Expert: Choking strongly predicts homicide
DeKALB – While two notable trials neared their end in the DeKalb County Courthouse on Thursday, State’s Attorney Rick Amato was addressing what he considers a serious issue in our community: choking in domestic violence cases.
About 40 people attended a training session hosted by Amato and Safe Passage, which outlined how local agencies can respond to reports of people choking another person. Materials provided by Amato show that one in four women will experience intimate partner violence, and that more than two-thirds of those victim will experience near-fatal choking.
“Our community deserves best practices, as well as the attention on such a lethally silent issue that we have to bring attention to and get help for those that can’t help themselves,” Amato said.
Representatives from local agencies including the DeKalb and Sycamore police departments, the Sycamore Fire Department and Northwestern Medicine Kishwaukee Hospital learned what symptoms victims could show after they’ve been choked, including raspy voice, red eyeballs or difficulty speaking, as well as best practices in addressing those signs before it turns into a more serious issue such as a stroke.
Gael Strack, CEO of Alliance for HOPE International, led a discussion during the session at the DeKalb County Community Outreach Building on how the community can better streamline choking-related cases in the county through law enforcement, hospitals, the court system and victim advocacy groups.
Strack said choking is the most lethal form of domestic violence and has been long overlooked in domestic or sexual violence cases. She said victims who have been choked once are 750 percent more likely to be killed by their abusers, and that choking is considered a strong predictor of homicide.
“If communities like DeKalb focus on this issue, it can save lives,” Strack said.
Mary Ellen Schaid, executive director for local domestic violence agency and rape crisis center Safe Passage, said making resources more streamlined for victims hopefully will help them feel more comfortable in reporting those incidents. She also said offenders who choke their victims are dangerous and need to be held accountable.

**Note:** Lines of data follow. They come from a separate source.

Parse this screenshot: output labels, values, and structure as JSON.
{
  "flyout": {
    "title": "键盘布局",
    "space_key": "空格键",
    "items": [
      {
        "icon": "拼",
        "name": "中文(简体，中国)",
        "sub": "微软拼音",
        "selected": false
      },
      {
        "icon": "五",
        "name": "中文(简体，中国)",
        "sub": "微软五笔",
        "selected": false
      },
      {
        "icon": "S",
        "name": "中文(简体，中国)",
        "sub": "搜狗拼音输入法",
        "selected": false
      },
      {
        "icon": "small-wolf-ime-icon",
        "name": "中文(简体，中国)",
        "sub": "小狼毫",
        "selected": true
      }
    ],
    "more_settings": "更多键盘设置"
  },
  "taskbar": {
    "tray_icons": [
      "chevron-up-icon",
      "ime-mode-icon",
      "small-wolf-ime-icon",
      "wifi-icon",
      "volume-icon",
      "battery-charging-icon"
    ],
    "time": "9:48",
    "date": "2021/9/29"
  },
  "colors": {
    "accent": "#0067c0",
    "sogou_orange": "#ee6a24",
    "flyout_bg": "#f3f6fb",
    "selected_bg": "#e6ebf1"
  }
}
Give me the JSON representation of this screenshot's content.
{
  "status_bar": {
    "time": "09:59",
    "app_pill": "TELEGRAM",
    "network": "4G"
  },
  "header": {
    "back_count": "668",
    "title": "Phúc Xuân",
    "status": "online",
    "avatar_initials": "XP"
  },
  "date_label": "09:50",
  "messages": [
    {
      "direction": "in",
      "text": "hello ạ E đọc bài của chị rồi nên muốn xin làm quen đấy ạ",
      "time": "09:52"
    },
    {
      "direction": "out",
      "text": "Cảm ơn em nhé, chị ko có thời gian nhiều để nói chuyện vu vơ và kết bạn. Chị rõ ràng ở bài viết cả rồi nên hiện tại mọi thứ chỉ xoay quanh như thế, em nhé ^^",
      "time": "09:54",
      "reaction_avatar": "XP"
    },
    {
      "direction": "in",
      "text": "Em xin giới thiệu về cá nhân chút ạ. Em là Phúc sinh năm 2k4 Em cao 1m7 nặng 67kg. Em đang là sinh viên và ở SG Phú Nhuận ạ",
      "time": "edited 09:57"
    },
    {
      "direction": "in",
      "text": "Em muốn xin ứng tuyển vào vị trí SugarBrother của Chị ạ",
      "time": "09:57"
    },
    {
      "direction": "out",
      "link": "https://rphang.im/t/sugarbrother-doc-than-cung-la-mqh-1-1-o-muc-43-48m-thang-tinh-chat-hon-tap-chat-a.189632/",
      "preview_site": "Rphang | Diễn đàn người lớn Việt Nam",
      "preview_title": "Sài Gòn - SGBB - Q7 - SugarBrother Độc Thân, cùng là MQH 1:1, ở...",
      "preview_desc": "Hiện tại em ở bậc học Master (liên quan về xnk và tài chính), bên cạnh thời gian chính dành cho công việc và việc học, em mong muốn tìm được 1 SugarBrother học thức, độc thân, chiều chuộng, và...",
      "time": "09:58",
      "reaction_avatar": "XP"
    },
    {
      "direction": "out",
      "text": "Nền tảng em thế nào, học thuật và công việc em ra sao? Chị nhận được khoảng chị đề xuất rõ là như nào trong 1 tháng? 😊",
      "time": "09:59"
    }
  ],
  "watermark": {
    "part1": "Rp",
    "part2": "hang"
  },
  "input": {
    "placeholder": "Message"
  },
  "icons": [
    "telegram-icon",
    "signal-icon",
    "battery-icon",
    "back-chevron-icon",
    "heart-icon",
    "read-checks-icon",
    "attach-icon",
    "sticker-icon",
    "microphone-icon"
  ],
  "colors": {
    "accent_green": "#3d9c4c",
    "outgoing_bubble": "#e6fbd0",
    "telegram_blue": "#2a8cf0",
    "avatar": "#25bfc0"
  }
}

“That’s the only way it’s going to stop,” Schaid said.
DeKalb police Cmdr. Steve Lekkas said he attended the training session, and that it was great to hear what experts had to say on best practices for addressing choking in domestic violence and sexual assault. Anecdotally speaking, he said, a rise has been noted in domestic violence calls in the community and that the police department has been seeing more related felony charges than usual.
Lekkas said he felt reassured that his department has felt been working with Amato and Safe Passage on recommendations issued at the training session, such as overseeing lethality assessments.
“Overall, we’re on the right track, and we can keep improving,” Lekkas said.